The task: Each record below must be returned exactly, with no line left out.
=== Information supplied ===
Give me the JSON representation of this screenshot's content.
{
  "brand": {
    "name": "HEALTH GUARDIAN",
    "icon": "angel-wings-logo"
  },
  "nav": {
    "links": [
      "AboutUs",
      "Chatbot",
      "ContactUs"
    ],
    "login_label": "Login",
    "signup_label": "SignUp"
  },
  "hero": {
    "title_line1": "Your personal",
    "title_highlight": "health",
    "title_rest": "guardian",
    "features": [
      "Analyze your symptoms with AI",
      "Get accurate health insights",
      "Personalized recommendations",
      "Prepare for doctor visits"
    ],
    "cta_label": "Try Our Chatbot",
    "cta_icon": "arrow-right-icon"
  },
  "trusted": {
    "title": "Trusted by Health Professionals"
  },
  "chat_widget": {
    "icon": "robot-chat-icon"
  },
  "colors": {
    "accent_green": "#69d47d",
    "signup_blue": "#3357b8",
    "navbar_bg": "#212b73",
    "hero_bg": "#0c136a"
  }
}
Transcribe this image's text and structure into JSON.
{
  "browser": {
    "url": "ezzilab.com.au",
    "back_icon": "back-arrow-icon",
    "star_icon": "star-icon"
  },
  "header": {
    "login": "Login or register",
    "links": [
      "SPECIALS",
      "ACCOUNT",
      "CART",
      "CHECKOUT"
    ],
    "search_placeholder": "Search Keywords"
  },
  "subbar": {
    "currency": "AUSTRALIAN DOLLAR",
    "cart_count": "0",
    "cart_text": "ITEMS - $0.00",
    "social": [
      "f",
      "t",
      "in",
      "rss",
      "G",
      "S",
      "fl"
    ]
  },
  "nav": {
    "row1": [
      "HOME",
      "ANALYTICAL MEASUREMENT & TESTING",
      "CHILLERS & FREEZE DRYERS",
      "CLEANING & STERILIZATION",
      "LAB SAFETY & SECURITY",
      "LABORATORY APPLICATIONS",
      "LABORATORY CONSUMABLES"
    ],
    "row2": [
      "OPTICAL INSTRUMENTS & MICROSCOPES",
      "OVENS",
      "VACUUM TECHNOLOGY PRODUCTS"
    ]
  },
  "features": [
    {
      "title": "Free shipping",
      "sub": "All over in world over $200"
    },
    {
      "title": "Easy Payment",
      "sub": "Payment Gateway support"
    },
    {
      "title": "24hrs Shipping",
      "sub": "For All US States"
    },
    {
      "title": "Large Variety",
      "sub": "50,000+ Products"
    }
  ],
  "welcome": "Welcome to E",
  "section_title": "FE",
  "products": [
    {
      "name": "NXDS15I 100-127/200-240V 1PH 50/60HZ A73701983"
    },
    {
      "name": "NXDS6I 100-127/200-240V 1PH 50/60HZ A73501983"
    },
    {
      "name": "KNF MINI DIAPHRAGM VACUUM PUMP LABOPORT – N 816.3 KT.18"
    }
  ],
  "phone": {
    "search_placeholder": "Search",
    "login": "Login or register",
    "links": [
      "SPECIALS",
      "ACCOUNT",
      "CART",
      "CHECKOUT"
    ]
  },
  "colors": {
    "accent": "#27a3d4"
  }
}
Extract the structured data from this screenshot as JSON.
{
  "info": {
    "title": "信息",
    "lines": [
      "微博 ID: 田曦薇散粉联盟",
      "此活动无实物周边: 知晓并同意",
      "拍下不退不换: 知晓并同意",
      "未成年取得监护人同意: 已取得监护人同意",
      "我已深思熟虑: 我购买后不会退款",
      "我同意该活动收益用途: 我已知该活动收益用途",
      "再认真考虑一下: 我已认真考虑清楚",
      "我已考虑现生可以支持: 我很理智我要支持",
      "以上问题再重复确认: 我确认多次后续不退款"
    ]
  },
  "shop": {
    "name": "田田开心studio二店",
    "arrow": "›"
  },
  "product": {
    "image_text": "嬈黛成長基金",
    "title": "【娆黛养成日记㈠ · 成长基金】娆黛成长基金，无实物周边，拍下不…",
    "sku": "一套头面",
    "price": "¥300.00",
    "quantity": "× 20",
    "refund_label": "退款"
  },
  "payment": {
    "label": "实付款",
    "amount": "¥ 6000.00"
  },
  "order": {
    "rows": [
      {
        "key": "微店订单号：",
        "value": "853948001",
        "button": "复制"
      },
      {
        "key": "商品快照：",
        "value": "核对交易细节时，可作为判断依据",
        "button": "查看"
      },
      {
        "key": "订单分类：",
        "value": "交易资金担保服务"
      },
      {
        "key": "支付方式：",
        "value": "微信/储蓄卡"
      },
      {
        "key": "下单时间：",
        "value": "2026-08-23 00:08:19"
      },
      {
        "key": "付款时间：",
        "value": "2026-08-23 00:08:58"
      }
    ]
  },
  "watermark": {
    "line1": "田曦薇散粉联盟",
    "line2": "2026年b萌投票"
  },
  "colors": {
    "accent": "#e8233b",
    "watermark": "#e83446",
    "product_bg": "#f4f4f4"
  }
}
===
Answer area:
Give me the JSON representation of this screenshot's content.
{
  "brand": {
    "name": "HEALTH GUARDIAN",
    "icon": "angel-wings-logo"
  },
  "nav": {
    "links": [
      "AboutUs",
      "Chatbot",
      "ContactUs"
    ],
    "login_label": "Login",
    "signup_label": "SignUp"
  },
  "hero": {
    "title_line1": "Your personal",
    "title_highlight": "health",
    "title_rest": "guardian",
    "features": [
      "Analyze your symptoms with AI",
      "Get accurate health insights",
      "Personalized recommendations",
      "Prepare for doctor visits"
    ],
    "cta_label": "Try Our Chatbot",
    "cta_icon": "arrow-right-icon"
  },
  "trusted": {
    "title": "Trusted by Health Professionals"
  },
  "chat_widget": {
    "icon": "robot-chat-icon"
  },
  "colors": {
    "accent_green": "#69d47d",
    "signup_blue": "#3357b8",
    "navbar_bg": "#212b73",
    "hero_bg": "#0c136a"
  }
}
Transcribe this image's text and structure into JSON.
{
  "browser": {
    "url": "ezzilab.com.au",
    "back_icon": "back-arrow-icon",
    "star_icon": "star-icon"
  },
  "header": {
    "login": "Login or register",
    "links": [
      "SPECIALS",
      "ACCOUNT",
      "CART",
      "CHECKOUT"
    ],
    "search_placeholder": "Search Keywords"
  },
  "subbar": {
    "currency": "AUSTRALIAN DOLLAR",
    "cart_count": "0",
    "cart_text": "ITEMS - $0.00",
    "social": [
      "f",
      "t",
      "in",
      "rss",
      "G",
      "S",
      "fl"
    ]
  },
  "nav": {
    "row1": [
      "HOME",
      "ANALYTICAL MEASUREMENT & TESTING",
      "CHILLERS & FREEZE DRYERS",
      "CLEANING & STERILIZATION",
      "LAB SAFETY & SECURITY",
      "LABORATORY APPLICATIONS",
      "LABORATORY CONSUMABLES"
    ],
    "row2": [
      "OPTICAL INSTRUMENTS & MICROSCOPES",
      "OVENS",
      "VACUUM TECHNOLOGY PRODUCTS"
    ]
  },
  "features": [
    {
      "title": "Free shipping",
      "sub": "All over in world over $200"
    },
    {
      "title": "Easy Payment",
      "sub": "Payment Gateway support"
    },
    {
      "title": "24hrs Shipping",
      "sub": "For All US States"
    },
    {
      "title": "Large Variety",
      "sub": "50,000+ Products"
    }
  ],
  "welcome": "Welcome to E",
  "section_title": "FE",
  "products": [
    {
      "name": "NXDS15I 100-127/200-240V 1PH 50/60HZ A73701983"
    },
    {
      "name": "NXDS6I 100-127/200-240V 1PH 50/60HZ A73501983"
    },
    {
      "name": "KNF MINI DIAPHRAGM VACUUM PUMP LABOPORT – N 816.3 KT.18"
    }
  ],
  "phone": {
    "search_placeholder": "Search",
    "login": "Login or register",
    "links": [
      "SPECIALS",
      "ACCOUNT",
      "CART",
      "CHECKOUT"
    ]
  },
  "colors": {
    "accent": "#27a3d4"
  }
}
Extract the structured data from this screenshot as JSON.
{
  "info": {
    "title": "信息",
    "lines": [
      "微博 ID: 田曦薇散粉联盟",
      "此活动无实物周边: 知晓并同意",
      "拍下不退不换: 知晓并同意",
      "未成年取得监护人同意: 已取得监护人同意",
      "我已深思熟虑: 我购买后不会退款",
      "我同意该活动收益用途: 我已知该活动收益用途",
      "再认真考虑一下: 我已认真考虑清楚",
      "我已考虑现生可以支持: 我很理智我要支持",
      "以上问题再重复确认: 我确认多次后续不退款"
    ]
  },
  "shop": {
    "name": "田田开心studio二店",
    "arrow": "›"
  },
  "product": {
    "image_text": "嬈黛成長基金",
    "title": "【娆黛养成日记㈠ · 成长基金】娆黛成长基金，无实物周边，拍下不…",
    "sku": "一套头面",
    "price": "¥300.00",
    "quantity": "× 20",
    "refund_label": "退款"
  },
  "payment": {
    "label": "实付款",
    "amount": "¥ 6000.00"
  },
  "order": {
    "rows": [
      {
        "key": "微店订单号：",
        "value": "853948001",
        "button": "复制"
      },
      {
        "key": "商品快照：",
        "value": "核对交易细节时，可作为判断依据",
        "button": "查看"
      },
      {
        "key": "订单分类：",
        "value": "交易资金担保服务"
      },
      {
        "key": "支付方式：",
        "value": "微信/储蓄卡"
      },
      {
        "key": "下单时间：",
        "value": "2026-08-23 00:08:19"
      },
      {
        "key": "付款时间：",
        "value": "2026-08-23 00:08:58"
      }
    ]
  },
  "watermark": {
    "line1": "田曦薇散粉联盟",
    "line2": "2026年b萌投票"
  },
  "colors": {
    "accent": "#e8233b",
    "watermark": "#e83446",
    "product_bg": "#f4f4f4"
  }
}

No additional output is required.